However, the more we interrupt floodplain processes with development, the more we diminish the supply of ecosystem services.
The Perils of Living on Floodplains
Putting the people back into the news footage reveals a social picture that is costly, traumatic and disruptive. The events of the past weeks have now brought into focus the perils of living on floodplains.
Humans have come up with ways to contend with this peril. Dams and levees. Land use planning. Building codes. Engineered floodscapes. Insurance. Emergency preparation systems and community engagement.
But if floodplains are a social-ecological system, where society gains great benefits but is also periodically placed at risk, which side should get the greatest policy attention? The humans or the ecosystem?
The answer is: both. But they also need to be better integrated.
Balancing the Social with the Ecological
Balancing the social and ecological aspects of floodplains requires a mindset change. We must combine community participation with research, resilience and adaptation to make long-term decisions about the future of these complex social-ecological systems.
If society wants to continue to derive the billions of dollars of benefits from floodplains, we need to ensure that flooding continues to occur on floodplains, and adapt to risk in imaginative and innovative ways that also protect the benefits.
Business as usual is not an option. The limitations of technocratic controls such as dams and levees should now be obvious. Time and time again, these have increased flood risk and failed to flood-proof the floodplain.

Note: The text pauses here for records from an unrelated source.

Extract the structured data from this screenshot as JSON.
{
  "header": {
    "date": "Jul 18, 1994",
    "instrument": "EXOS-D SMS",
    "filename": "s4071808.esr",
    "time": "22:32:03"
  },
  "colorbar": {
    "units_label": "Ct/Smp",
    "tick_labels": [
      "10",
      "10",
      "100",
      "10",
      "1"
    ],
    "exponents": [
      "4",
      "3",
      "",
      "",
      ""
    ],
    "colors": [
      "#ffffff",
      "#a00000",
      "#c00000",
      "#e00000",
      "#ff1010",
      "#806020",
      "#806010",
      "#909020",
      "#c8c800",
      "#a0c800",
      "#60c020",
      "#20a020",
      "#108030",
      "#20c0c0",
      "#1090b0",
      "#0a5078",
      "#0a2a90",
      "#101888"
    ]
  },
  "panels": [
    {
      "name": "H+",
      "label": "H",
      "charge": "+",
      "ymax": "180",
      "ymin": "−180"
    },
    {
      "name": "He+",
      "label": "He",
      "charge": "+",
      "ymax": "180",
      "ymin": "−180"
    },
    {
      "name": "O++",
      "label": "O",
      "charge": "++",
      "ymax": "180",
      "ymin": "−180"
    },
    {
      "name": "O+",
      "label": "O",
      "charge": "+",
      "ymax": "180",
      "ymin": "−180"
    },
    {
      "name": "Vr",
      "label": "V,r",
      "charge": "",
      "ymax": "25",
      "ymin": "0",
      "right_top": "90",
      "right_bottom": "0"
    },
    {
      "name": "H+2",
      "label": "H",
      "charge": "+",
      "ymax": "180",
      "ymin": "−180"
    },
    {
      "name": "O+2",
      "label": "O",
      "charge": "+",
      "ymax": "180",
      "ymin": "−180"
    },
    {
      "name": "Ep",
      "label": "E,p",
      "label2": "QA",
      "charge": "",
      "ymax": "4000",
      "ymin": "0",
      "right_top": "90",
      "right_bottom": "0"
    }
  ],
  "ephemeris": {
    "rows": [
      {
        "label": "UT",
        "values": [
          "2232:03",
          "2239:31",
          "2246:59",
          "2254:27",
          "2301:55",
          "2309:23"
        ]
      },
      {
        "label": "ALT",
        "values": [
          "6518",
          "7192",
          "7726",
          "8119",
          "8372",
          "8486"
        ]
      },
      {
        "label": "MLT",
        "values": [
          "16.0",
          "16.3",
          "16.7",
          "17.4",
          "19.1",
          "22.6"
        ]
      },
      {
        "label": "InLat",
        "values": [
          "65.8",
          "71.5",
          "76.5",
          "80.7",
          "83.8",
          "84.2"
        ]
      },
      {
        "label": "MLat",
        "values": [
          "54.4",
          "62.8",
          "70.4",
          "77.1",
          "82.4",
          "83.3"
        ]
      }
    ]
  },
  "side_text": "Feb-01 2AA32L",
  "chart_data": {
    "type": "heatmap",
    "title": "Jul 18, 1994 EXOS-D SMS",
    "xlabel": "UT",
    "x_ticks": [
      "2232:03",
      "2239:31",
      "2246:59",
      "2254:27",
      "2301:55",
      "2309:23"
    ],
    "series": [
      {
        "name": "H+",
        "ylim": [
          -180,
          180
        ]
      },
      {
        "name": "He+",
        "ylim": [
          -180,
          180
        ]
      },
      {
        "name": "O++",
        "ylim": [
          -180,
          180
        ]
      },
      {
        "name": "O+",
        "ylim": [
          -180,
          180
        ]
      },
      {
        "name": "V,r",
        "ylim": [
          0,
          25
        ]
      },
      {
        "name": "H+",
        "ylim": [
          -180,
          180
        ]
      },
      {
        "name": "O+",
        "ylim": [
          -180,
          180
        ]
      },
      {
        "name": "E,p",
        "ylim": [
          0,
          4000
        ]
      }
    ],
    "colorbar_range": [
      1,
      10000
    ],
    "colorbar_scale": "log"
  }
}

Rarely do such linear solutions solve complex problems in social-ecological systems. Linear solutions often exacerbate a problem or simply move it on to other parts of the system, creating social inequality, environmental decline and future risk.
The Australian government’s 2018 National Disaster Risk Reduction Framework sets the challenge to join up the built, social, economic and natural environments to address disaster risk in Australia.
Accepting the challenge requires a broader focus on balancing the social-ecological sides of Australia’s vast floodplains. Complexity, not linear thinking, must be embedded in the way we reimagine policy about floodplains and floods.
This requires transformative collaborations between government departments, researchers, business, and community stakeholders.
Melissa Parsons, Senior Lecturer, Geography and Planning, University of New England and Martin Thoms, Professor of Physical Geography, University of New England
This article is republished from The Conversation under a Creative Commons license. Read the original article.